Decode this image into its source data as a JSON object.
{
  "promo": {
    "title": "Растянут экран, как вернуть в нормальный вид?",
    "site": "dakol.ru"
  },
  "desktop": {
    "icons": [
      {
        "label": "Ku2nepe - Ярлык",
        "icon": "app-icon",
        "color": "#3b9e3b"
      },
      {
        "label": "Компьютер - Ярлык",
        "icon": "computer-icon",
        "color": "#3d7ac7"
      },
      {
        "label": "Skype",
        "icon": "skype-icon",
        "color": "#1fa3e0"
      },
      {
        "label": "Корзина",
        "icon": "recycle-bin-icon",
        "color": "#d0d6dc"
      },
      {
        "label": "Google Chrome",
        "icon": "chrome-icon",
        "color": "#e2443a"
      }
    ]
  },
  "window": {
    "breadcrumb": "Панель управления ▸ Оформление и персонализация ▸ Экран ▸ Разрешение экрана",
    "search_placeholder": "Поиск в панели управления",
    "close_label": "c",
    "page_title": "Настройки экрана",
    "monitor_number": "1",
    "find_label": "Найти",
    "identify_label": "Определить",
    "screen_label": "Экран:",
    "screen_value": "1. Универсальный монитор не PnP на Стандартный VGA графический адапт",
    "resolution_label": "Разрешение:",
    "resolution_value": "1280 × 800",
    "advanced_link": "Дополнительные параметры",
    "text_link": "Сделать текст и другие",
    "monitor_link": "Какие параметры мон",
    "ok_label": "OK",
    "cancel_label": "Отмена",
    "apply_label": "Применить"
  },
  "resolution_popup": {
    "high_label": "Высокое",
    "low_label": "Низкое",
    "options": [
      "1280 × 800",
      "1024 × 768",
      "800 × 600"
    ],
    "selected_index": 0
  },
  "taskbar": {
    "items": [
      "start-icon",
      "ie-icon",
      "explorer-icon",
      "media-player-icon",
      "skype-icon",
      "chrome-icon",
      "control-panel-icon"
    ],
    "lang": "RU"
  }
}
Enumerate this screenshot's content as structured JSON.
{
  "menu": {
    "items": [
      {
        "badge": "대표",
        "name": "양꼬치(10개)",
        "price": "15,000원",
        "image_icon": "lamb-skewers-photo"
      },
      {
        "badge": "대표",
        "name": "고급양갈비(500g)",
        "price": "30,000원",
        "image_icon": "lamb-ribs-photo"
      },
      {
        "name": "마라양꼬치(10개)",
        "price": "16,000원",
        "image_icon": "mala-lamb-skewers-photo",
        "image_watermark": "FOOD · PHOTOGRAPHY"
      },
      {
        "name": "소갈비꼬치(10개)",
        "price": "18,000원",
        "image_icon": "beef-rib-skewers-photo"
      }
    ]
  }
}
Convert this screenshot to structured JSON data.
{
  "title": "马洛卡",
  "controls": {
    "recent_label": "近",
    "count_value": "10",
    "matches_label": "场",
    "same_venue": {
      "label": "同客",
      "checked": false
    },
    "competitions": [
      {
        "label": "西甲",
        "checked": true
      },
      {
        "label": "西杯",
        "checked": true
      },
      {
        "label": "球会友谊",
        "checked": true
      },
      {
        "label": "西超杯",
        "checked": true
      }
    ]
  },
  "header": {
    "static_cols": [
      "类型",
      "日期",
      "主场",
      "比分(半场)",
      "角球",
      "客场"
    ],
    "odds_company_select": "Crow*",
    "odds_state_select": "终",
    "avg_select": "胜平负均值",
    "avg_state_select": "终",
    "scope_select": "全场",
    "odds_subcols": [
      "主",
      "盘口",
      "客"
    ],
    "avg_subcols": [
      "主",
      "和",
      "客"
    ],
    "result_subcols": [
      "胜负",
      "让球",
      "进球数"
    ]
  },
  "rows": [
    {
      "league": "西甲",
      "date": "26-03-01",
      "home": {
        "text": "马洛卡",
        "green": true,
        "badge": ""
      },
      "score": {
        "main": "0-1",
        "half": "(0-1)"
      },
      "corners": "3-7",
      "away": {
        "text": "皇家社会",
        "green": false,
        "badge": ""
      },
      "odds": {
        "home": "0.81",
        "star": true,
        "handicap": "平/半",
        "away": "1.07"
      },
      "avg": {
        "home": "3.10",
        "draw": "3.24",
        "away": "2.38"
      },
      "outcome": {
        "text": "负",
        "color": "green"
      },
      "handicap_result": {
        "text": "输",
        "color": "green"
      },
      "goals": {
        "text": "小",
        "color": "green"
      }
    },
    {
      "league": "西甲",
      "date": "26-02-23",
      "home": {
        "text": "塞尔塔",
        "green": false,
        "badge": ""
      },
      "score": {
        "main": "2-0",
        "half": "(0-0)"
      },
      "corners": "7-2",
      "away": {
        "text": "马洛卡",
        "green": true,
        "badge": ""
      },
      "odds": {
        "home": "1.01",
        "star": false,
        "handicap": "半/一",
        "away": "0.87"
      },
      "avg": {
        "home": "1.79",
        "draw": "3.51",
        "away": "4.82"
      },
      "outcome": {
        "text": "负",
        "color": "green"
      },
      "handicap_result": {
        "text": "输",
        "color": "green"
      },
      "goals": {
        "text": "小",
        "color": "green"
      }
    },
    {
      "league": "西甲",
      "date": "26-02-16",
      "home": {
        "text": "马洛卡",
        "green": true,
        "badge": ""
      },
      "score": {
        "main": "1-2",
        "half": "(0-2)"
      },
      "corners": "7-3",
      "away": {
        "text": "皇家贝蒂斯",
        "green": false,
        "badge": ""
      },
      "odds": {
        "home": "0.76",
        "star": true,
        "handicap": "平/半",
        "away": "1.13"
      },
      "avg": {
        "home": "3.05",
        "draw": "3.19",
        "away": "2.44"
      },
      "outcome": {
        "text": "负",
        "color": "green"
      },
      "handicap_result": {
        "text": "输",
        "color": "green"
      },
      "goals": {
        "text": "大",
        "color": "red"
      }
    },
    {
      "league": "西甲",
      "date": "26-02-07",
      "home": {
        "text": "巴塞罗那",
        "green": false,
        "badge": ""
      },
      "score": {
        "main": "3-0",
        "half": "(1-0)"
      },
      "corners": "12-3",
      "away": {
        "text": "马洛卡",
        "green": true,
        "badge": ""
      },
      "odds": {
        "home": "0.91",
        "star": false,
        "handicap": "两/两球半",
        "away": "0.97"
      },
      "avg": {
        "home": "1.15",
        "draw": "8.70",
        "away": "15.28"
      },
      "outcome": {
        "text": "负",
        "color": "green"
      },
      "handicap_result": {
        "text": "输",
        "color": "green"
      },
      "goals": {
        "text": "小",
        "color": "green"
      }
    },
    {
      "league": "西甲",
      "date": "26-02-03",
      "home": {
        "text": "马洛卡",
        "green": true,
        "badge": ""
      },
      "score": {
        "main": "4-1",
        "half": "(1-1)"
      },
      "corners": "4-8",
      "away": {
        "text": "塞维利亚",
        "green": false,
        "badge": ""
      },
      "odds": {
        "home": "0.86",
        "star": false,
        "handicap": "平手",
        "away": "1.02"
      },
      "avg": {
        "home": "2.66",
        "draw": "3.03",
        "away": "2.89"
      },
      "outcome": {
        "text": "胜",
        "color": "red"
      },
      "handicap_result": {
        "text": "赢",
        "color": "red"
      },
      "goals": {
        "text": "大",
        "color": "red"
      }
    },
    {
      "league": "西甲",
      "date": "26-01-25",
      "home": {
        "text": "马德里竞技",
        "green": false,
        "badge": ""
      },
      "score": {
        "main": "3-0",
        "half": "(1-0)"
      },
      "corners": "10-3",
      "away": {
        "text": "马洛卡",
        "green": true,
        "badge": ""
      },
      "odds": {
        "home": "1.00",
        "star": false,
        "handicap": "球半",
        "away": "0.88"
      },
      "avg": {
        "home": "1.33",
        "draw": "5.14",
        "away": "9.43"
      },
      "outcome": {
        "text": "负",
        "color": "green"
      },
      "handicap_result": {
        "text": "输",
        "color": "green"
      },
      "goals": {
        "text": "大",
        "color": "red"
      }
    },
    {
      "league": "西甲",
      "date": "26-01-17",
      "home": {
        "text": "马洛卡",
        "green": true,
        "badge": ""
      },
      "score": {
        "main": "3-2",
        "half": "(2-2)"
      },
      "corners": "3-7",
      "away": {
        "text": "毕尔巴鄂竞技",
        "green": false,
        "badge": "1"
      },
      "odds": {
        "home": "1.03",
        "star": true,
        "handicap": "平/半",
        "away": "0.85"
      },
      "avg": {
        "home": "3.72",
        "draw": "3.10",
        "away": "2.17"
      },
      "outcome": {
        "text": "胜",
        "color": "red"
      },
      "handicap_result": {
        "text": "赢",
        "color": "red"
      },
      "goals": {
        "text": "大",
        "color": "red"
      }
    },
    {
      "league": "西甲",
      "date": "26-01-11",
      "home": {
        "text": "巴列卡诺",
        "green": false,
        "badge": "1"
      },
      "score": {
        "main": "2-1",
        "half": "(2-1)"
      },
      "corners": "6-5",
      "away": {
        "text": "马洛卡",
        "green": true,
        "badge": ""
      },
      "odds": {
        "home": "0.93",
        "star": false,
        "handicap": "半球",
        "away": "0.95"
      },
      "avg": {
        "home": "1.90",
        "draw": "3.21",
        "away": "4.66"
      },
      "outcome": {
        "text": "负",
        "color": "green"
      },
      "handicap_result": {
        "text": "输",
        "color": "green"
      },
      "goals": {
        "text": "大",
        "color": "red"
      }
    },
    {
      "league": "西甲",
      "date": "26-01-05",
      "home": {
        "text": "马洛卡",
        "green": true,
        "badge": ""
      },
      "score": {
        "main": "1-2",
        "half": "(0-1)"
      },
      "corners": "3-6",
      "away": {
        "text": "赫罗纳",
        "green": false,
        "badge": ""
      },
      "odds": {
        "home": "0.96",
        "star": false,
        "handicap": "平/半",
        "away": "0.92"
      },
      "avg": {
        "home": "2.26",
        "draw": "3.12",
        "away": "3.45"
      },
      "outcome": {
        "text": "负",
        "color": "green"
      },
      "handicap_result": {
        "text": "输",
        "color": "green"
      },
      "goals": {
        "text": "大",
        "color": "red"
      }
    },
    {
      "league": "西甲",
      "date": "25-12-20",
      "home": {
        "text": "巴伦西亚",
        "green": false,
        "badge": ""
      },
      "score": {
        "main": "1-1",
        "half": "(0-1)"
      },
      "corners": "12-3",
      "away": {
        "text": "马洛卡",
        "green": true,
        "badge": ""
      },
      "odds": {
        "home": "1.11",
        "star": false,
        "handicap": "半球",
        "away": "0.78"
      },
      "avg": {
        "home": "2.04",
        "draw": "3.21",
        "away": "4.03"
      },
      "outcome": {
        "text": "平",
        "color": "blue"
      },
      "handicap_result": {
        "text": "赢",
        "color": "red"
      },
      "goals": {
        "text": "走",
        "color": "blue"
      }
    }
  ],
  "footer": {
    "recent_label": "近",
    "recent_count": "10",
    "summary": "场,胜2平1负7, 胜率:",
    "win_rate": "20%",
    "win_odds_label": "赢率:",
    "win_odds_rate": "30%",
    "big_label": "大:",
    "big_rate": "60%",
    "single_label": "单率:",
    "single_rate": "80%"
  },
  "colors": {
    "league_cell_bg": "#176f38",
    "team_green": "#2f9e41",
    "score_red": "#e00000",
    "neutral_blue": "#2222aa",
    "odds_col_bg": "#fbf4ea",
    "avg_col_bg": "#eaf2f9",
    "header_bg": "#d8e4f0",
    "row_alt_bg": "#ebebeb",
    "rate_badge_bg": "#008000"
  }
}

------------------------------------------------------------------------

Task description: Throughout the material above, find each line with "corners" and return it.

Response to the task:
      "corners": "3-7",
      "corners": "7-2",
      "corners": "7-3",
      "corners": "12-3",
      "corners": "4-8",
      "corners": "10-3",
      "corners": "3-7",
      "corners": "6-5",
      "corners": "3-6",
      "corners": "12-3",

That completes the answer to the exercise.